The role of the government is crucial in this. First of all, they need to establish conditions encouraging this dialog by changing the education system funding to focus on quality and return of investment. This country cannot grow its GDP by having more librarians or painters. Not that these should not exist, but we all need to make sure that we have enough engineers, designers, chemists and mechanicians. And this is not about universities only, the same applies for secondary and vocational schools as well. The government needs to talk to the parents to explain where the future is and what fields have the biggest potential to grow and prosper.
What I am doing in this sense is that as a representative of Y Soft, I have finished my first year as a chairman of the IT Committee of American Chamber of Commerce in the Czech Republic [StartupYard is also a member]. My first goal here is to create a platform of like minded companies to create a platform to talk to universities and the government. AmCham is well suited for this as it is as an organization not involved in our Czech politics. It is above and beyond, focused on bringing best practices from the US to support business here. I managed to put together a good team of different IT companies and formulated a short strategy for the next two years, but it is too soon to see specific results.
I see the problem existing in two horizons, +5 and +15. The +5 horizon is about focusing on Universities to deliver change in five years. My objective is to improve the quality of the average graduates. We only have so many the best ones and we need much more. We need to make sure that the average candidate on the market is well prepared with moderate growth potential. Today, I often meet fresh graduates who do not know what is the worst case time complexity of quicksort and that is scary. For the record, it is O(nˆ2) and depends on the choice of pivot in relation with the input sequence.
The second +15 horizon is about opening the Czech education system to foreigners, focusing on basic and secondary education and helping parents and children to decide where to invest their lifetime. There is much more and I am still processing it. So maybe next time…
You told us that Y Soft continues to run its manufacturing operations in The Czech Republic. Why is that so important to the company?
Yes and we will plan on expanding our manufacturing operation here. The most important factor is flexibility.
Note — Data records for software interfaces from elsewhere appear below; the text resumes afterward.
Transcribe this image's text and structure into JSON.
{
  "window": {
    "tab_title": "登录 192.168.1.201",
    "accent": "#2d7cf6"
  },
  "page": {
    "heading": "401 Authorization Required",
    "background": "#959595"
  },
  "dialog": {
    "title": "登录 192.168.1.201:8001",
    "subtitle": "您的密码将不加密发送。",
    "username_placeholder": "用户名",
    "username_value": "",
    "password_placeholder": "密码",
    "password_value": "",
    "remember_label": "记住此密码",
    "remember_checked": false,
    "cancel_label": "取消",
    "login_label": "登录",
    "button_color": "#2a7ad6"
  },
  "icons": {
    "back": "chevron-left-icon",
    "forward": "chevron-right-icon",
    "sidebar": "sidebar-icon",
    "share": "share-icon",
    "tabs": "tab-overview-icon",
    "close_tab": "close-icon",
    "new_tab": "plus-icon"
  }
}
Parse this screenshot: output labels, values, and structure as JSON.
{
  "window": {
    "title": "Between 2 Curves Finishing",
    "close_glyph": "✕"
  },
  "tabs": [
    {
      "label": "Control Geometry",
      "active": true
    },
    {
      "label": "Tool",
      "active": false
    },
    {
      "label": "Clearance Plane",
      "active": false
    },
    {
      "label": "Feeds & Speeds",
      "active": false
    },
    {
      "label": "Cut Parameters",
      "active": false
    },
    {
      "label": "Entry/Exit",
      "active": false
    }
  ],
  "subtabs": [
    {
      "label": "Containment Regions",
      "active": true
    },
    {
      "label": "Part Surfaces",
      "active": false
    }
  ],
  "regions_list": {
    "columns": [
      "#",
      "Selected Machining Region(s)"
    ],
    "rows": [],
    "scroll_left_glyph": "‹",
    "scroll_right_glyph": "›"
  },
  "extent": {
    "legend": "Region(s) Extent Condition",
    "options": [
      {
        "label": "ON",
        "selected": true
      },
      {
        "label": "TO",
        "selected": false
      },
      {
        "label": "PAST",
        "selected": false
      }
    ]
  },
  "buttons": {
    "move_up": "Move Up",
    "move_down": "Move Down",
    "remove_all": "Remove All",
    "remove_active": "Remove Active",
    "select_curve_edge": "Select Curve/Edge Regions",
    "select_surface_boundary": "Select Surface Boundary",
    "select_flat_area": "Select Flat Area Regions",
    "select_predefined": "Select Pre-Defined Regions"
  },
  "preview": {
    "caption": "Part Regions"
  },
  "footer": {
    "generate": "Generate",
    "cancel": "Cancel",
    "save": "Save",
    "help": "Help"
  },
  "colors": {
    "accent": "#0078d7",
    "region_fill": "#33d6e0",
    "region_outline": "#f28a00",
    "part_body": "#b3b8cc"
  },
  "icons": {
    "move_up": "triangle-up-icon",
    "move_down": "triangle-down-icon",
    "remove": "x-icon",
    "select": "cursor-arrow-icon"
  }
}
Having the manufacturing under our roof and close enables us to adapt and provide our services for prototyping and small-volume manufacturing to other companies. We provide our manufacturing capacity to our startups and at least one of them is already using it, with more to follow. On top of that, we have really learned our lesson how important is to keep R&D, product design and manufacturing teams close and talking. Otherwise, quality plummets and CoGS skyrockets ;-).
Quality, availability of skilled workers and short manufacturing cycles are also important reasons why we are doing so. Four years ago, we have faced the difficult decision whether to move to the cloud and stop doing hardware or whether to bet on it and expand in this direction. We have decided to stay focused on HW as well and then the Internet of Things hype came, so it was not a bad decision.
We talk about
- […] projets étudiants ont foisonné d’idées...April 10, 2017 - 10:48 am by La Project Week 2017 – Actualités des écoles du Groupe IONIS
- […] API for KB (Komercni Banka, a subsidiary of Societe...April 3, 2017 - 2:01 pm by SDK.Finance Built API for Komercni Banka During a Hackathon – Bitcoin, Cryptocurrency and Fintech Headlines
- […] their official blog post, Startup Yard has announcedÂ that...March 28, 2017 - 7:57 pm by The Startup Yard Batch 7, one from the Balkans – Digital Spoiler